Work to complete: Taking the records line by line, how many lines contain the word "that"? Answer with the number only.

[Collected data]
------------------------------------------------

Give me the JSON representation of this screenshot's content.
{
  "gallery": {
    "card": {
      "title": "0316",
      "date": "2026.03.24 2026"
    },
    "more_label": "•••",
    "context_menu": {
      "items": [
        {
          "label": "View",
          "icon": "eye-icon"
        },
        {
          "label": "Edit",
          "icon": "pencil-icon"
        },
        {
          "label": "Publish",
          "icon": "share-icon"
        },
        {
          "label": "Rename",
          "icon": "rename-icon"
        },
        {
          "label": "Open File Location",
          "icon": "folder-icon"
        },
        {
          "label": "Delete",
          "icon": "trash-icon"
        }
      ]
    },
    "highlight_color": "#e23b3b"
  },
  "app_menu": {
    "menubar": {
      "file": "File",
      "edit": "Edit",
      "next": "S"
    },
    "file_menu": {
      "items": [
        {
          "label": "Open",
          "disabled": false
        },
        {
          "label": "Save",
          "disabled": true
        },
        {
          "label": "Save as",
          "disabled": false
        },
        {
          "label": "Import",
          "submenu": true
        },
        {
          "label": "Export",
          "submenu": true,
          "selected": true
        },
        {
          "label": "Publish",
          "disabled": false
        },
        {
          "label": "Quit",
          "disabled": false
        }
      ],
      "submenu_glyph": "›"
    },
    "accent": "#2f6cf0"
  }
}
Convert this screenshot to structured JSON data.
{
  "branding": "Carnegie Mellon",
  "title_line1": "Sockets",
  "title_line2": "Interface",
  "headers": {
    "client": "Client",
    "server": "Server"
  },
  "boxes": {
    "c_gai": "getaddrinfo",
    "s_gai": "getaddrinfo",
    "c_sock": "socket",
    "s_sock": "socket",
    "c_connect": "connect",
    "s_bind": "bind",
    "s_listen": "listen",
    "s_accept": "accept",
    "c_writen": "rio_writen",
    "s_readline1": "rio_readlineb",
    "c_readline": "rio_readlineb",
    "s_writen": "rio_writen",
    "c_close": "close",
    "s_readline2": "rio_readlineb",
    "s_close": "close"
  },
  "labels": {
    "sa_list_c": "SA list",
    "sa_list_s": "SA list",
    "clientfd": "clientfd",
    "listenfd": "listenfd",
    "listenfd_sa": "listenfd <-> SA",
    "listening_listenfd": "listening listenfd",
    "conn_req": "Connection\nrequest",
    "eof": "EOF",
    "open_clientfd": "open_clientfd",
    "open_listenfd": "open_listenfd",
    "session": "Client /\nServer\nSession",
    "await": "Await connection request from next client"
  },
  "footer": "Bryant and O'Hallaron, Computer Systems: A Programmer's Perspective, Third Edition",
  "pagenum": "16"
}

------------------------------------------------

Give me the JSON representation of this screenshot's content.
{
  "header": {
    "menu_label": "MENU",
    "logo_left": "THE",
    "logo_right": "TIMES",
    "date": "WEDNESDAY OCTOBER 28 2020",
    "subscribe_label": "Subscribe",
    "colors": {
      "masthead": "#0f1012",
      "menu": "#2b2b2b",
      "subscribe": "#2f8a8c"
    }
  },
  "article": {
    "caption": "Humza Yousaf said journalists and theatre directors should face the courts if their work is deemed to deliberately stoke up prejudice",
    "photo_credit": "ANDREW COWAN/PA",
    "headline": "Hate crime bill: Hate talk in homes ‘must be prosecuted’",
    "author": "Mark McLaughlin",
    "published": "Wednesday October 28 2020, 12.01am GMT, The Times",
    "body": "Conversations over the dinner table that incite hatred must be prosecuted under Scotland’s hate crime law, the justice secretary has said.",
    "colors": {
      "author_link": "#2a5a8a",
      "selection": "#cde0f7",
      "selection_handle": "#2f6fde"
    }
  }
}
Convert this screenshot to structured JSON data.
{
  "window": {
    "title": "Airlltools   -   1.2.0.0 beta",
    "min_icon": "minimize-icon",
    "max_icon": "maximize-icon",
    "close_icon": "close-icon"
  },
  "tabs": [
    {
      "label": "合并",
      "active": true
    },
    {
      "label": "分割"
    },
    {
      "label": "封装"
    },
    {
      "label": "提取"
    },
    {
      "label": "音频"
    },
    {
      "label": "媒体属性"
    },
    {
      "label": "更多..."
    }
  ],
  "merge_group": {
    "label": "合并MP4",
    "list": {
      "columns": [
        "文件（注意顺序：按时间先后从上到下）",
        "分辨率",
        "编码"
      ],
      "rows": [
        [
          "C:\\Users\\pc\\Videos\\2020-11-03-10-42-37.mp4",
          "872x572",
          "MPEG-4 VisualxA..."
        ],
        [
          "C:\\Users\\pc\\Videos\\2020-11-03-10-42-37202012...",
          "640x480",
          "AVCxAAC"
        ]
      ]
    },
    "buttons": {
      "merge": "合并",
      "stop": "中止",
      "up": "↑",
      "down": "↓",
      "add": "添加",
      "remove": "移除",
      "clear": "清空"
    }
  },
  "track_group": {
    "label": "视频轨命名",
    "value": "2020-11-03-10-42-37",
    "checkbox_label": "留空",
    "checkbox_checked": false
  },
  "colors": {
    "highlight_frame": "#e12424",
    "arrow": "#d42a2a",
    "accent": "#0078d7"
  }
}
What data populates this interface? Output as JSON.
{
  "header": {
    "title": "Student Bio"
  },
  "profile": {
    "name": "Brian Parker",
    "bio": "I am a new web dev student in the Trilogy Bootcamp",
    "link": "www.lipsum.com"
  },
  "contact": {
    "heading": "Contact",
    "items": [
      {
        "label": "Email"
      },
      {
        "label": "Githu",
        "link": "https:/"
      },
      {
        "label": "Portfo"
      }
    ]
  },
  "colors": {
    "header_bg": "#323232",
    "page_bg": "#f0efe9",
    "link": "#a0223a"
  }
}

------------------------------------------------

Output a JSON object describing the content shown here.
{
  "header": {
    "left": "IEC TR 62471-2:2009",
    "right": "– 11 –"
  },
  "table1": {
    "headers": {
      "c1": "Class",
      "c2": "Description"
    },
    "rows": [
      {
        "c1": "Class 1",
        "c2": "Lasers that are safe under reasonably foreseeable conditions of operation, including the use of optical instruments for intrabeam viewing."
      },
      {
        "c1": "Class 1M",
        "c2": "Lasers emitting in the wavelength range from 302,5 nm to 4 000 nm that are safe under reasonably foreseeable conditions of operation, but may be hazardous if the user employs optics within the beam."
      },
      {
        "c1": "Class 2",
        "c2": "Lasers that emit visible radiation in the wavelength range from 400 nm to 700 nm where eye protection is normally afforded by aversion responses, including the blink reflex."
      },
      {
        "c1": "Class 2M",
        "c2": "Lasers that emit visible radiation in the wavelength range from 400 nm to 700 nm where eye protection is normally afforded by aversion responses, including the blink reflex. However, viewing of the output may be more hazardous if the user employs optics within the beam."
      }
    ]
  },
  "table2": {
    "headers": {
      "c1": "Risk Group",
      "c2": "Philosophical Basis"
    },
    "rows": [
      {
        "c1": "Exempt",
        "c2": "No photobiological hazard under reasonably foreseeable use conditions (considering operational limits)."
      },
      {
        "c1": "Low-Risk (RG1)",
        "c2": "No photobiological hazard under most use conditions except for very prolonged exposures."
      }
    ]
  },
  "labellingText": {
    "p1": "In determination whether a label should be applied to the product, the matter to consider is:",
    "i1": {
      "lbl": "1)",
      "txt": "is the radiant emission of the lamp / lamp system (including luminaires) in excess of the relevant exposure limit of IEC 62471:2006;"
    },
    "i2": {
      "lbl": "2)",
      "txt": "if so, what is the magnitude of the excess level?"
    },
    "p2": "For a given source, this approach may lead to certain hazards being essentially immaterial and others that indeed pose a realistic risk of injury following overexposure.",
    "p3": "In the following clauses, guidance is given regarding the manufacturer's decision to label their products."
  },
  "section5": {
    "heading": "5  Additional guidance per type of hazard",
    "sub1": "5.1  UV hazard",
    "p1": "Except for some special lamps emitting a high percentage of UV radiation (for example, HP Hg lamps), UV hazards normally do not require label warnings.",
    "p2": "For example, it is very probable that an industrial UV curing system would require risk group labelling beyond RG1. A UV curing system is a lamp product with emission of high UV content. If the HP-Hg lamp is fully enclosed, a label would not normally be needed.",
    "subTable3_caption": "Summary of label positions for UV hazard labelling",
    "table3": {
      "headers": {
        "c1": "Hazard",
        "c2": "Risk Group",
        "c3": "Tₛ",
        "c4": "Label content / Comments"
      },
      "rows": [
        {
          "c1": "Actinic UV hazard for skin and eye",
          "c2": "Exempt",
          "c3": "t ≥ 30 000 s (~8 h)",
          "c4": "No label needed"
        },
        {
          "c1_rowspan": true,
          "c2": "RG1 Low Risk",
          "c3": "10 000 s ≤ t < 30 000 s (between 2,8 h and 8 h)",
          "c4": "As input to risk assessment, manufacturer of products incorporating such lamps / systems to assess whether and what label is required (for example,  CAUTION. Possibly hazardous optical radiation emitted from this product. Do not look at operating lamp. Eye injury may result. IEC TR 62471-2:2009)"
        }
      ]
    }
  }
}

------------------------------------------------

Completed exercise: 7